Some consulting firms manage their staffs according to an "up or out" policy governing both promotions and staff retention. Under such a policy, members of staff are expected to progress through the various layers of management towards partnership at a predetermined pace, over the course of a finite number of years. A typical hierarchy among the staff in a consulting firm might be something like this, from highest to lowest:
- Senior Partner
- Junior Partner
- Senior Consultant
Increasingly Responsible Positions
As one moves up the hierarchy, one assumes supervisory responsibilities over other members of staff. If the firm or office is organized in set teams, this can be on an ongoing basis. If the firm or office is instead organized as a common pool of talent, such supervisory responsibilities will be on client engagement by a client engagement basis. Additionally, as one rises in the hierarchy, they are increasingly expected to market the firm's services to new prospective clients or to sell new engagements to existing clients. Prior success in generating business is particularly vital if one is to advance from manager to partner.
Once a member of staff is deemed unlikely ever to be named a partner, he or she is dismissed. This determination may come at any point during the year, and not just in the annual performance review period. These personnel decisions normally are made by a vote of the partners in a given office. Their evaluations of staff below the level of manager typically, and of necessity, draw heavily on input from those who have supervised those employees either on an ongoing basis or on specific engagements.
The Rationale for Up or Out Policies
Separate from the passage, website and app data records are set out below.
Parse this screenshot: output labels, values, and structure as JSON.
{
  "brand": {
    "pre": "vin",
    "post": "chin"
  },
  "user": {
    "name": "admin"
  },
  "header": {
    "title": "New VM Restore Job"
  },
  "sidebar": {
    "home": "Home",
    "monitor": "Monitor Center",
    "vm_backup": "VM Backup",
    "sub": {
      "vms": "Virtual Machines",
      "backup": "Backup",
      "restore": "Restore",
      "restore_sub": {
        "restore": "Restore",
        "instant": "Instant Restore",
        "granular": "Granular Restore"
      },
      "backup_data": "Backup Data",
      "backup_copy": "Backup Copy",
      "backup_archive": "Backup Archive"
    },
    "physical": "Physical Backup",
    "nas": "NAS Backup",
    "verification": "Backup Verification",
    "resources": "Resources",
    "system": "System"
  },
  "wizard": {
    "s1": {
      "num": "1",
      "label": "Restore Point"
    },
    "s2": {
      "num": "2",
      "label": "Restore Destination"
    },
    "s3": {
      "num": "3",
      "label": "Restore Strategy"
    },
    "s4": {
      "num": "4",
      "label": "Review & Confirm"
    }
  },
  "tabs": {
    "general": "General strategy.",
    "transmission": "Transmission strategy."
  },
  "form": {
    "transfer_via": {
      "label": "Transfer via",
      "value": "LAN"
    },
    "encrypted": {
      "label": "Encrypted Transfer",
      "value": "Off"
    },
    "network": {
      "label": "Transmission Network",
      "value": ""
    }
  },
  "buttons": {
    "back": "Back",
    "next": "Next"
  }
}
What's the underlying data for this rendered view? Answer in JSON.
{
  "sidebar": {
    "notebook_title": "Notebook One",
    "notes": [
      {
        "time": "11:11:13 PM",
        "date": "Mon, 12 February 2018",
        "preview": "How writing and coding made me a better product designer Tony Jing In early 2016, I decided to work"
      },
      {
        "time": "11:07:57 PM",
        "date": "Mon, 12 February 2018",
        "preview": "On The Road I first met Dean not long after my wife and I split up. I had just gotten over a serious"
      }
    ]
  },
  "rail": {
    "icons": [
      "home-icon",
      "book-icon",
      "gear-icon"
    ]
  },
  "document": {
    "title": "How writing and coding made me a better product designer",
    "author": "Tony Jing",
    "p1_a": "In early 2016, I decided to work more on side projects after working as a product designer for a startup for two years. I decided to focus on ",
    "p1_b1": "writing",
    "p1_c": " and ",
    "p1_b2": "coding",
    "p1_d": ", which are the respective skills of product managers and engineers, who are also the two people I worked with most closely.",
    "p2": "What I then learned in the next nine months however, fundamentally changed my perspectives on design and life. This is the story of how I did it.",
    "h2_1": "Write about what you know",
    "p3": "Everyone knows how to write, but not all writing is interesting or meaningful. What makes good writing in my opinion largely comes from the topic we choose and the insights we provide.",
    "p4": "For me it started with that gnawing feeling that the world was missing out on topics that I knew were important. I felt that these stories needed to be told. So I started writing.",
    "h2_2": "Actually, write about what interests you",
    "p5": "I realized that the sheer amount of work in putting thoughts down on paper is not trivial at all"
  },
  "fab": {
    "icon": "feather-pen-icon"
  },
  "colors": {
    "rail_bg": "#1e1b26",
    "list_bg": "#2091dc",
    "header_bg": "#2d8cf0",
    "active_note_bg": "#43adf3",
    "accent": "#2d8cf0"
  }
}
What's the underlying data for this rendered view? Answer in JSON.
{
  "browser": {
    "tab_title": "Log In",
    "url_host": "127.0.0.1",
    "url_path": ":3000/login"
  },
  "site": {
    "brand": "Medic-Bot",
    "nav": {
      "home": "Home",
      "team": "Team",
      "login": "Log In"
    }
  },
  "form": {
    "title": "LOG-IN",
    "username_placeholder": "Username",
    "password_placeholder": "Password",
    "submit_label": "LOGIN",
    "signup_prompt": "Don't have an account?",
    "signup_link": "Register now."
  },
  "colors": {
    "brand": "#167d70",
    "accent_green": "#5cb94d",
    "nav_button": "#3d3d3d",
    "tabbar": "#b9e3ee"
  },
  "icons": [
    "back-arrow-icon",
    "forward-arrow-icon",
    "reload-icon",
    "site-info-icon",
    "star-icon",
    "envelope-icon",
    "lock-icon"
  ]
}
There are several rationales behind the adoption of an "up or out" policy. One is that keeping only those people with the potential to become partners is equivalent to retaining those with the greatest intelligence and skills, meaning a stronger and more productive workforce in the firm than would exist if people with lower potential were retained, no matter how valuable they otherwise might be.
Another rationale is that members of staff will work harder if they constantly are chasing the carrot of a potential partnership. By contrast, employees who become content with their current level in the consulting practice, by lacking this incentive to move ahead, theoretically may be prone to working less intensely. Thus, an "up or out" policy is one device to keep all employees constantly on their toes and exerting themselves at full speed.
An unspoken motivation for adopting an "up or out" policy sometimes is a conscious desire to induce employee turnover, to hold down employee compensation costs. Since annual pay raises frequently are generous, maintaining a constant staff churn can be a means to shed high-cost employees and replace them with newer, lower-cost neophytes. Especially at the lower levels of the hierarchy, the supply of eager and competent young MBAs ensures a virtually limitless infusion of new blood, with little or no loss in organizational efficiency.
Note that achieving partnership normally does not confer the same lifetime employment protections as tenure in academia. Usually, there is a mechanism for partners to be evaluated by their peers and by superiors in the firm's structure—the latter if the practice is part of a large, multi-office firm, such as a public accounting firm.
In contrast to industrial corporations, where advancement can be very slow, with age and seniority factoring heavily into one's eligibility for promotion (though usually not discussed openly), ambitious individuals in a hurry can find "up or out" to be an attractive principle. Moreover, it can seem more honest and straightforward than the tendency of many employers to retain staff by giving them false indications of their future prospects for promotion.
The high turnover work environment under "up or out" can be exceptionally stressful. It frequently can be a rather brutal means of social control, keeping employees constantly fearful of retaining their jobs if they do not work constantly at full speed, at times with workweeks of 80 or 100 or more hours as an ongoing proposition. The pressure to generate high numbers of billable hours is extreme.